Using the data below, return every line that holds the word "WaitHandle".
--- START ---
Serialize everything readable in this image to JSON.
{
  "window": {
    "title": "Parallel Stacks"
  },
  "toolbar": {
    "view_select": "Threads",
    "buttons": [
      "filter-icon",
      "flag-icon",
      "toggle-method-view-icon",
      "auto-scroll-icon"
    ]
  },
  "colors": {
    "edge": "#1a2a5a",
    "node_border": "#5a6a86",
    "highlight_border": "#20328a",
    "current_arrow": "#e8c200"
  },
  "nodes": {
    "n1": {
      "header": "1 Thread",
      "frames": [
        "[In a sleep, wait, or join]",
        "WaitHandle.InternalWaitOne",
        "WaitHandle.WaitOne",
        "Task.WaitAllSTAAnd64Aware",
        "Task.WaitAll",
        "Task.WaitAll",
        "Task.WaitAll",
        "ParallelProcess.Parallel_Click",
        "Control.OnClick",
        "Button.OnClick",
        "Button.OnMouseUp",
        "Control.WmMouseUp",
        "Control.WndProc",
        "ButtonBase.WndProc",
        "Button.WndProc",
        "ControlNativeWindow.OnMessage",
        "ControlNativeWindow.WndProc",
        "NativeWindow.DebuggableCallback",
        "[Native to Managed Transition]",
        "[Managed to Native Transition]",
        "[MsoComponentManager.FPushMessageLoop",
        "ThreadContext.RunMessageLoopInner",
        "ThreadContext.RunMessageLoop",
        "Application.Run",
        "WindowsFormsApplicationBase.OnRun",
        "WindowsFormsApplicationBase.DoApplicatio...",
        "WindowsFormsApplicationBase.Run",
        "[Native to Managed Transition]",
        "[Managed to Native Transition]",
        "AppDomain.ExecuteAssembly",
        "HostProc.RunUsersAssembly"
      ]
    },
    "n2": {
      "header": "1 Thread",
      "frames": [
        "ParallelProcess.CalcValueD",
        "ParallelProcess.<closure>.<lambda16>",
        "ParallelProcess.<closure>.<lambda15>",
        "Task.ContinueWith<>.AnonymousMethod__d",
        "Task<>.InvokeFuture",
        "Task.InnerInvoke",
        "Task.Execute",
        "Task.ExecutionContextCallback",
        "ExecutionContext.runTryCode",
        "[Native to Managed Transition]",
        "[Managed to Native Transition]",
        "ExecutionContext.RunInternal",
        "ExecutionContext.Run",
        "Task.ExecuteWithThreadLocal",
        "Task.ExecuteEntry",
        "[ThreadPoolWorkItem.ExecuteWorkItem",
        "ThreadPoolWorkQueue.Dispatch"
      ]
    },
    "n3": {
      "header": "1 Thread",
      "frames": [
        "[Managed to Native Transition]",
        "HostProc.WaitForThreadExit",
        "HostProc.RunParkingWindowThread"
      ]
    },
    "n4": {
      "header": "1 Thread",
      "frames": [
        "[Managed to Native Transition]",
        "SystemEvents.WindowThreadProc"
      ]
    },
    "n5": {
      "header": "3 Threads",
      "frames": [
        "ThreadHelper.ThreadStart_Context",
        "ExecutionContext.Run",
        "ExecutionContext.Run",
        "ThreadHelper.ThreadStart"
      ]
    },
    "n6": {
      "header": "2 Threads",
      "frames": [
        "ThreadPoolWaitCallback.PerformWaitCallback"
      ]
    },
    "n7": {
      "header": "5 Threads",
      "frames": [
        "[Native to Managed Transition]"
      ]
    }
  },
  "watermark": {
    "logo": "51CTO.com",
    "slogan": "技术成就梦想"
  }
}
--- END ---
### Solution to this exercise
        "WaitHandle.InternalWaitOne",
        "WaitHandle.WaitOne",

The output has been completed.